- Task to complete -
Find each line of the entries with the string "Information", please, and copy it.

- Available records -

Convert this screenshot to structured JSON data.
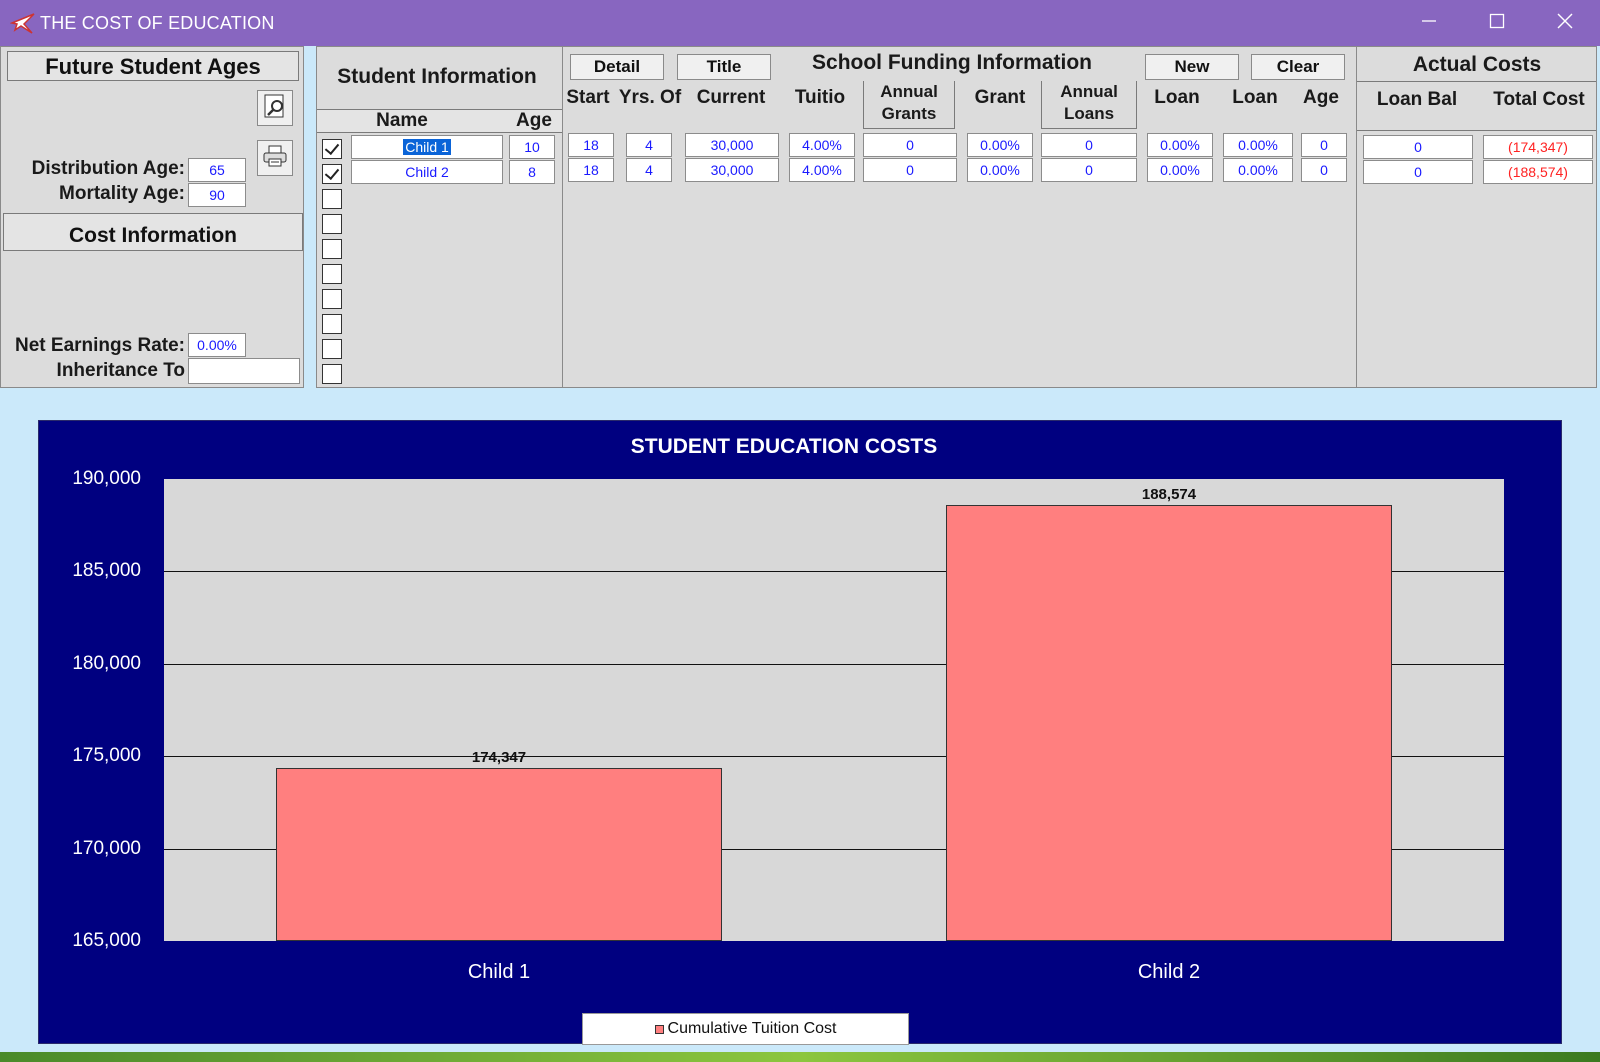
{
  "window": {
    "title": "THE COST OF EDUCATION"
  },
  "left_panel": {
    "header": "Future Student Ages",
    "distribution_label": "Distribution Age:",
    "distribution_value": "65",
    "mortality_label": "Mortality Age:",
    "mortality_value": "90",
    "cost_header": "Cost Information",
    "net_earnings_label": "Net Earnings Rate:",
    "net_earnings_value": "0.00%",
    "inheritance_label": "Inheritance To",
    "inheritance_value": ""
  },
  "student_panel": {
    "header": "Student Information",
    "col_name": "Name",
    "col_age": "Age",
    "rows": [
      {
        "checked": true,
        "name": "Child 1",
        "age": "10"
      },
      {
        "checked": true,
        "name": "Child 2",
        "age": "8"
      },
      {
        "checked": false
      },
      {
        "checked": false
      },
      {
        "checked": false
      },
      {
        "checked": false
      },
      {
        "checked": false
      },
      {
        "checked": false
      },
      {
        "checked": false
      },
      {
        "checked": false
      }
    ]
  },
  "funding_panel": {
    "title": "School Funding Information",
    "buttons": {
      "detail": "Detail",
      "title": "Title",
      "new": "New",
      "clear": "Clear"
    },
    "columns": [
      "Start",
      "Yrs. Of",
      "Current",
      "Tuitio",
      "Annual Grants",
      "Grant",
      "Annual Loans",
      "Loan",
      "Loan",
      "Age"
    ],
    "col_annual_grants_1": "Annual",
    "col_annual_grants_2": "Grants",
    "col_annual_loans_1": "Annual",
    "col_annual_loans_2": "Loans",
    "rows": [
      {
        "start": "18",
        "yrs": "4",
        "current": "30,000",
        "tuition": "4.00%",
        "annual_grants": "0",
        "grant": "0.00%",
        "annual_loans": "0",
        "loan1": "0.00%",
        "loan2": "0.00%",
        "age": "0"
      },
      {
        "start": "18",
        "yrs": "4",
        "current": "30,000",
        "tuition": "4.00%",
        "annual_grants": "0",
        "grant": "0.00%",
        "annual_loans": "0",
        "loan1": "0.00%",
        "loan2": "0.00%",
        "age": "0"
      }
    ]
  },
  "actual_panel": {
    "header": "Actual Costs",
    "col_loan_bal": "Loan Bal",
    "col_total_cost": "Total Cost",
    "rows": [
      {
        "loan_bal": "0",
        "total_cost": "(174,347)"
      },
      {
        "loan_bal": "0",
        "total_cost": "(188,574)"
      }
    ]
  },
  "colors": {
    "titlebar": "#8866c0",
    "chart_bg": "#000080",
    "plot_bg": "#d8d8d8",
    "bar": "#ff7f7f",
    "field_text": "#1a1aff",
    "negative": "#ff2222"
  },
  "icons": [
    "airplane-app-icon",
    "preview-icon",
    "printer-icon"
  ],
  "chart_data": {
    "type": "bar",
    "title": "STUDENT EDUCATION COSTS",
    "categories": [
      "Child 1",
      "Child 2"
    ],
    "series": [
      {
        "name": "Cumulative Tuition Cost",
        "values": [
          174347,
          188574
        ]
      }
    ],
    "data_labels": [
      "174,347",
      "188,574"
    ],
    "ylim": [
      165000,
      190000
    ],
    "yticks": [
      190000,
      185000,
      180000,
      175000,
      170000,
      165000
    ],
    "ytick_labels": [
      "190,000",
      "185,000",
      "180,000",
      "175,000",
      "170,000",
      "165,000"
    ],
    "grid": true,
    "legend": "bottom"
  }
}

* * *

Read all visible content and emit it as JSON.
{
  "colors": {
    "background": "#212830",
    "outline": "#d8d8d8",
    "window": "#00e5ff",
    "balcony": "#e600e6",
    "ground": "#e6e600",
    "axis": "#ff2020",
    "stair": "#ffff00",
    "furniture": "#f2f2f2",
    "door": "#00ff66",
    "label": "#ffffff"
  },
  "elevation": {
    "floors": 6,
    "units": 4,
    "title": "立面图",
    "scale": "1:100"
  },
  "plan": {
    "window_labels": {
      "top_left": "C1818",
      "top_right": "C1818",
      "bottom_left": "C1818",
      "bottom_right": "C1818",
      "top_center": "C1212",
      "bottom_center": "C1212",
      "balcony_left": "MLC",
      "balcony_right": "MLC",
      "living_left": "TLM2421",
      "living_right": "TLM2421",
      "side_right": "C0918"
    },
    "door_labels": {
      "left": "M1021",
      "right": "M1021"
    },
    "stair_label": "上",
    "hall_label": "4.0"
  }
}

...

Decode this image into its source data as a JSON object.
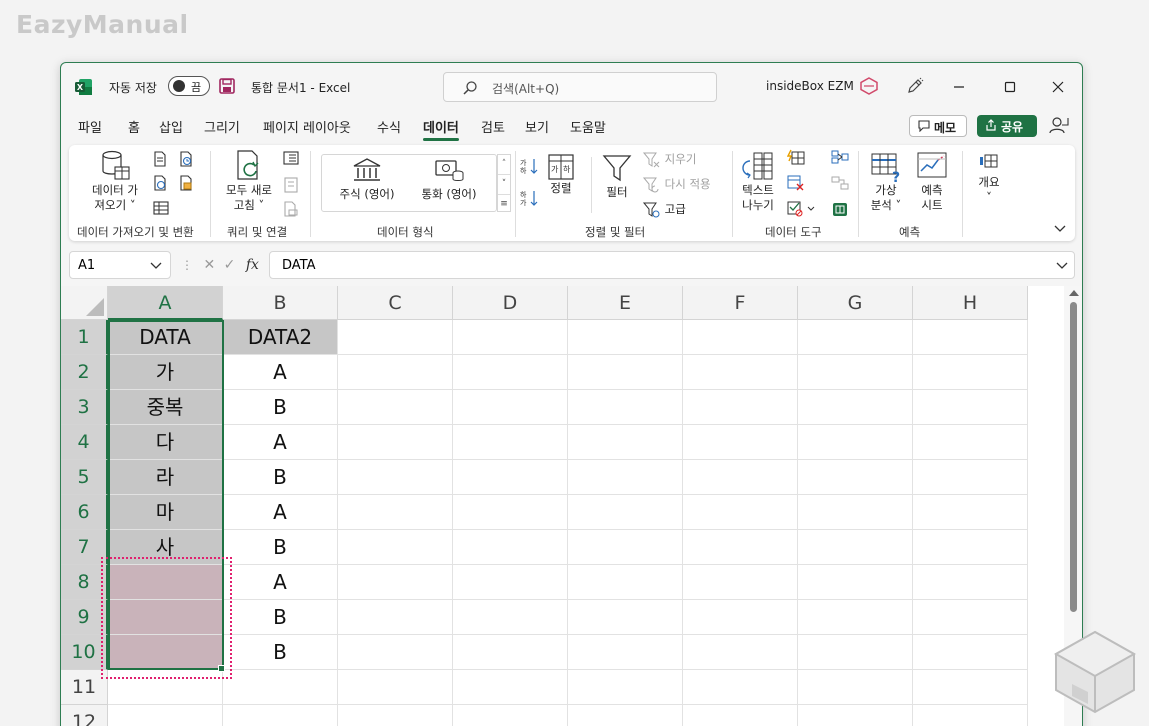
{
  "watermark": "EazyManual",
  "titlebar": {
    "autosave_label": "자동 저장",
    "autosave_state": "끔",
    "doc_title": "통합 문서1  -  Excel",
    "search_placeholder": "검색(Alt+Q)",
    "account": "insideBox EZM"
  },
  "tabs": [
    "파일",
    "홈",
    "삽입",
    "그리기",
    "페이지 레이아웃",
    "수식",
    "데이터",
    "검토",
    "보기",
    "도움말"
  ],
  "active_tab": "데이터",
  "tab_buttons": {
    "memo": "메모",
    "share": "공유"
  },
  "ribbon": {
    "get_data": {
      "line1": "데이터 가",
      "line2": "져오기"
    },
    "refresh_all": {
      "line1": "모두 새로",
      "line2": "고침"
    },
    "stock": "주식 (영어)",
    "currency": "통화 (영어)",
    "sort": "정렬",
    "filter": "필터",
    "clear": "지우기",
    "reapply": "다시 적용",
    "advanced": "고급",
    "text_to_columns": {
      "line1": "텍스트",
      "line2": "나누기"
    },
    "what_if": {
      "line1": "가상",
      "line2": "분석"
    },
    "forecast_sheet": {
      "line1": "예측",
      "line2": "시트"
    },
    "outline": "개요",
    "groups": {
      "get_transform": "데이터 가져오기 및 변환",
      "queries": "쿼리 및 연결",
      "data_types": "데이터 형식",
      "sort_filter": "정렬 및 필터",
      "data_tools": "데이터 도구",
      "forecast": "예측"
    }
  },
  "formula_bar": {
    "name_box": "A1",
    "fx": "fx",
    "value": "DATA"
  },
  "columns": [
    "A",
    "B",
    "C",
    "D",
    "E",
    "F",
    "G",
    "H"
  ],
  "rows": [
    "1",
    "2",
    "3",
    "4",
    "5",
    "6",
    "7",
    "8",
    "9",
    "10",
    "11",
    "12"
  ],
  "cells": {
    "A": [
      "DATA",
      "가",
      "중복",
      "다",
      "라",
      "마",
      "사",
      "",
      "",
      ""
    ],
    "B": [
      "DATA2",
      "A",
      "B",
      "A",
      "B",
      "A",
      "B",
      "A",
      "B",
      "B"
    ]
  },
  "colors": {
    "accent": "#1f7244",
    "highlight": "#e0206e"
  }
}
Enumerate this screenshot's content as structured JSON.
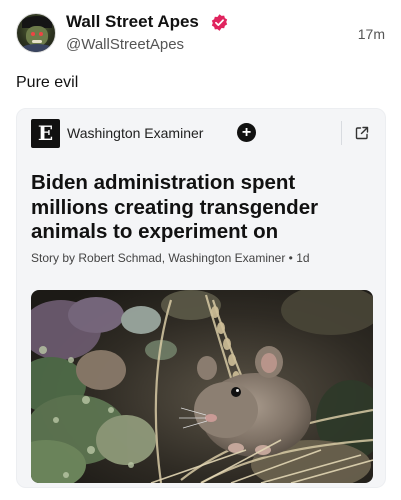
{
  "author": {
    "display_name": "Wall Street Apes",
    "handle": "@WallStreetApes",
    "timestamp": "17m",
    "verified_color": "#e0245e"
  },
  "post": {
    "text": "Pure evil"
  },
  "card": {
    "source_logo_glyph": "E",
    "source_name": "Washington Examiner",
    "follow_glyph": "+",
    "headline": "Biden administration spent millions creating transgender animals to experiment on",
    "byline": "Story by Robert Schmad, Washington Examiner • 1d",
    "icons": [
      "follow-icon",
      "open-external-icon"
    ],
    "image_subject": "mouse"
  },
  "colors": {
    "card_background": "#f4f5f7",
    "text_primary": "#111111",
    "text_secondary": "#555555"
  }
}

- Solution to this task -
    "cost_header": "Cost Information",
    "header": "Student Information",
    "title": "School Funding Information",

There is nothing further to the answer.